If you’ve watched TV, opened a magazine, or talked with friends lately, you’ve likely heard at least a few opinions on the vaccine debate, many of which are accompanied by very personal anecdotes. Some of the information can be very scary, and it’s understandable that parents are a bit wary of the childhood immunization schedule! But before you make a decision about vaccinating your children, I implore you to do some research on the matter. Not just any research – good, disciplined research from credible sources backed by science and fact. Sounds intimidating? Allow me to provide you with some tips and resources to make your investigation a little less daunting:
- Talk to your pediatrician: You trust your pediatrician to care for your child when he or she is sick and to give you advice on a variety of childrearing topics, right? Then why not trust your pediatrician’s knowledge about vaccines? I encourage you to have an open dialog with your child’s doctor if you have concerns. Schedule some time with your pediatrician to go over any specific fears about immunizations, articles you’ve read, and advice you’ve received. He or she can help you evaluate this information and guide you in the right direction. An excellent time to do this is during a complimentary prenatal consultation with your chosen pediatrician – this way, you will have the information you need and have your questions answered well in advance.
- Evaluate the source of the information: Who runs the websites you are consulting and where they get their information is very important. Is it backed by scientific studies and evidence? Look for references or supporting research that backs what the person is saying. Or is it more anecdotal observations and opinions? This type of information is often accompanied by very personal and convincing, albeit biased, stories. Look to the bottom of this page for good websites to peruse for credible information.

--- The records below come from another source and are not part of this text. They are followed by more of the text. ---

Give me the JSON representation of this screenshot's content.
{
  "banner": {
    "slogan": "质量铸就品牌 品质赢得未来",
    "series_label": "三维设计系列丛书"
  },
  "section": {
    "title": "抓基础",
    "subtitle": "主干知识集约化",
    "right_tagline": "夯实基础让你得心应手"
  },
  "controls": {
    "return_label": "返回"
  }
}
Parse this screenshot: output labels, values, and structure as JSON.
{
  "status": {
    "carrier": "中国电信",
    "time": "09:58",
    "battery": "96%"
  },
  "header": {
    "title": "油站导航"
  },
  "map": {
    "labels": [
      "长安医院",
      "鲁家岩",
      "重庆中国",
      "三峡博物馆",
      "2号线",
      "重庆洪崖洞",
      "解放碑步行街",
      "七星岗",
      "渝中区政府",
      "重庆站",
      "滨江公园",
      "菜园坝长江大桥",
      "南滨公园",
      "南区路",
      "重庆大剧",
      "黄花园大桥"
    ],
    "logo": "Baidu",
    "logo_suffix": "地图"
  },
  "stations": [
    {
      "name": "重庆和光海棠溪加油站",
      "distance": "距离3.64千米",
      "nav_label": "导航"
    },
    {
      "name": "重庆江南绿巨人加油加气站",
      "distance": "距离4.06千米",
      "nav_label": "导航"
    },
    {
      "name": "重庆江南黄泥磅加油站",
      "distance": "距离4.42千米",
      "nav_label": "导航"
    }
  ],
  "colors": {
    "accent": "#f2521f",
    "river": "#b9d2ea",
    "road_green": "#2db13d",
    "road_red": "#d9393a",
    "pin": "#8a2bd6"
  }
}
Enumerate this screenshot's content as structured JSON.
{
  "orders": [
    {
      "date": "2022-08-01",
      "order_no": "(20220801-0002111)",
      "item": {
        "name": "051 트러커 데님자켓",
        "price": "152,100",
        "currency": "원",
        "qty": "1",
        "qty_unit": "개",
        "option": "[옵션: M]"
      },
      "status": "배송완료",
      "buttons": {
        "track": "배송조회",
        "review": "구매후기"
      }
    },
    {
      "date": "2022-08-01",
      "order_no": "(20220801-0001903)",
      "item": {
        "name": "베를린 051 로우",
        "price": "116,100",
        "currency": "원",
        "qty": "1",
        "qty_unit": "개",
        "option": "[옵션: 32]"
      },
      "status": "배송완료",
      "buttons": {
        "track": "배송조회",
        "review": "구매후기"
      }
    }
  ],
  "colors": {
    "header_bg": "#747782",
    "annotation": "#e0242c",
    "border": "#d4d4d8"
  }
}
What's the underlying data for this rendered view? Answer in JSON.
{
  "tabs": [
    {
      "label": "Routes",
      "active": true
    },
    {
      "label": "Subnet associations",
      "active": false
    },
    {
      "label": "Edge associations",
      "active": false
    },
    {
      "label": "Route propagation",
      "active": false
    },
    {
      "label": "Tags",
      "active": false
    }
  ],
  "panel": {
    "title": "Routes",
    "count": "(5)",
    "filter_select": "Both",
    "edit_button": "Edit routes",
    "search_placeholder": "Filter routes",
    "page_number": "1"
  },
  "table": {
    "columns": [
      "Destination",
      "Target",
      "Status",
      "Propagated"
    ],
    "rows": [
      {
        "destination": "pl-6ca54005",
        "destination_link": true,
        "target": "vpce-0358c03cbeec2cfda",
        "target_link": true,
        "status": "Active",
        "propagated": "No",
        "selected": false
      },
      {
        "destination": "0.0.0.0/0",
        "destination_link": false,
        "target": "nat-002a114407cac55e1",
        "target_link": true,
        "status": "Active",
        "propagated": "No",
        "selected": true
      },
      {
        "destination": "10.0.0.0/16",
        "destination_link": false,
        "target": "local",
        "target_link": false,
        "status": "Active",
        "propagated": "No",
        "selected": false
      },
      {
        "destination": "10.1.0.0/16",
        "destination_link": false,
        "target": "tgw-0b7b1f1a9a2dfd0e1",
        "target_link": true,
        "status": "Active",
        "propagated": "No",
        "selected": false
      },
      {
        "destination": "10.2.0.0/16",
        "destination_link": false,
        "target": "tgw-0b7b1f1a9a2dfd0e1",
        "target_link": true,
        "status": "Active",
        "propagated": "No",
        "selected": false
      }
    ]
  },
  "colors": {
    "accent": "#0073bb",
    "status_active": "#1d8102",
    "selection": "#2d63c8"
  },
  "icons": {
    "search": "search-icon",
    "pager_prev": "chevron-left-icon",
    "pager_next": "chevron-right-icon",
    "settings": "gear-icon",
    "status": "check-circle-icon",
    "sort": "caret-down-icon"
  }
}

- Learn about the diseases: Most of the diseases against which we immunize are quite rare in the US now, and very few parents have seen the devastation they can cause. I find that educating yourself on the various vaccine-preventable diseases is a good reminder of just how necessary vaccines are. Many pediatricians have seen children tragically affected by pertussis or Haemophilus influenzae meningitis, but most parents have not. This is another reason we so strongly support the vaccination schedule as it is.
The majority of parents actually do vaccinate their children according to the schedule recommended by the American Association of Pediatrics and the Centers for Disease Control and Prevention. The parents who choose “alternative” vaccine schedules or not to vaccinate at all are not as many as some would lead you to believe. By forming a partnership with your pediatrician and consulting good, credible resources to get answers to your questions, I think you will feel reassured and positive that you are doing the best thing for your child by vaccinating them fully and on time.
This blog is the first in a series of immunization safety articles. We hope you check back regularly for more updates! In the meantime, here are some websites that I highly recommend you check out: